## RECORDS FOR THIS EXERCISE:
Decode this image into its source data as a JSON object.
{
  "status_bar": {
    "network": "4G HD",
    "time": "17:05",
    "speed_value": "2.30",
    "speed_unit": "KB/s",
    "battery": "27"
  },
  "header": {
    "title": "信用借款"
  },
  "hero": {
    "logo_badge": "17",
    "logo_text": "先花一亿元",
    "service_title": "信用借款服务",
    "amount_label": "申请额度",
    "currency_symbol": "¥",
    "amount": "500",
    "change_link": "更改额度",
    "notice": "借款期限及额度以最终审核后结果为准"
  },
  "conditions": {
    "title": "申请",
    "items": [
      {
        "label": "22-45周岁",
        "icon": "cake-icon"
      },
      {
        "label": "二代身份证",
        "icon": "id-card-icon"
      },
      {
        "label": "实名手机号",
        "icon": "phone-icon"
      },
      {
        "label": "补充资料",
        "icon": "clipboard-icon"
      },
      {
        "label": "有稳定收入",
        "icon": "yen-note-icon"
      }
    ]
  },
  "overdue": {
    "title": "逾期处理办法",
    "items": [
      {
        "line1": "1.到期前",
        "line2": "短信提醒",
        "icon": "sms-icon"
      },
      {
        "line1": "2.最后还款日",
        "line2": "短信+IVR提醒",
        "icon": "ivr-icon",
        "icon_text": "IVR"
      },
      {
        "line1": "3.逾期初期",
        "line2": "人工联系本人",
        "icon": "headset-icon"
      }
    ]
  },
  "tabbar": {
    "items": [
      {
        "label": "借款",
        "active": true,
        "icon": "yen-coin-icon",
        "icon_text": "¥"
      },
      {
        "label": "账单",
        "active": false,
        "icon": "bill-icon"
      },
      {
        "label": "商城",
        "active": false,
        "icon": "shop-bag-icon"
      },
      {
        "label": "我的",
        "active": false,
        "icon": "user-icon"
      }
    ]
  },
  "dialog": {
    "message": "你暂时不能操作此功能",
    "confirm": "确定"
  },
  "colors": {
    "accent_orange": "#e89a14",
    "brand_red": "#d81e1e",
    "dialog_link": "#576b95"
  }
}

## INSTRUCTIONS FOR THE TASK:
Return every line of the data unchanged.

## ANSWER TO THE EXERCISE:
Decode this image into its source data as a JSON object.
{
  "status_bar": {
    "network": "4G HD",
    "time": "17:05",
    "speed_value": "2.30",
    "speed_unit": "KB/s",
    "battery": "27"
  },
  "header": {
    "title": "信用借款"
  },
  "hero": {
    "logo_badge": "17",
    "logo_text": "先花一亿元",
    "service_title": "信用借款服务",
    "amount_label": "申请额度",
    "currency_symbol": "¥",
    "amount": "500",
    "change_link": "更改额度",
    "notice": "借款期限及额度以最终审核后结果为准"
  },
  "conditions": {
    "title": "申请",
    "items": [
      {
        "label": "22-45周岁",
        "icon": "cake-icon"
      },
      {
        "label": "二代身份证",
        "icon": "id-card-icon"
      },
      {
        "label": "实名手机号",
        "icon": "phone-icon"
      },
      {
        "label": "补充资料",
        "icon": "clipboard-icon"
      },
      {
        "label": "有稳定收入",
        "icon": "yen-note-icon"
      }
    ]
  },
  "overdue": {
    "title": "逾期处理办法",
    "items": [
      {
        "line1": "1.到期前",
        "line2": "短信提醒",
        "icon": "sms-icon"
      },
      {
        "line1": "2.最后还款日",
        "line2": "短信+IVR提醒",
        "icon": "ivr-icon",
        "icon_text": "IVR"
      },
      {
        "line1": "3.逾期初期",
        "line2": "人工联系本人",
        "icon": "headset-icon"
      }
    ]
  },
  "tabbar": {
    "items": [
      {
        "label": "借款",
        "active": true,
        "icon": "yen-coin-icon",
        "icon_text": "¥"
      },
      {
        "label": "账单",
        "active": false,
        "icon": "bill-icon"
      },
      {
        "label": "商城",
        "active": false,
        "icon": "shop-bag-icon"
      },
      {
        "label": "我的",
        "active": false,
        "icon": "user-icon"
      }
    ]
  },
  "dialog": {
    "message": "你暂时不能操作此功能",
    "confirm": "确定"
  },
  "colors": {
    "accent_orange": "#e89a14",
    "brand_red": "#d81e1e",
    "dialog_link": "#576b95"
  }
}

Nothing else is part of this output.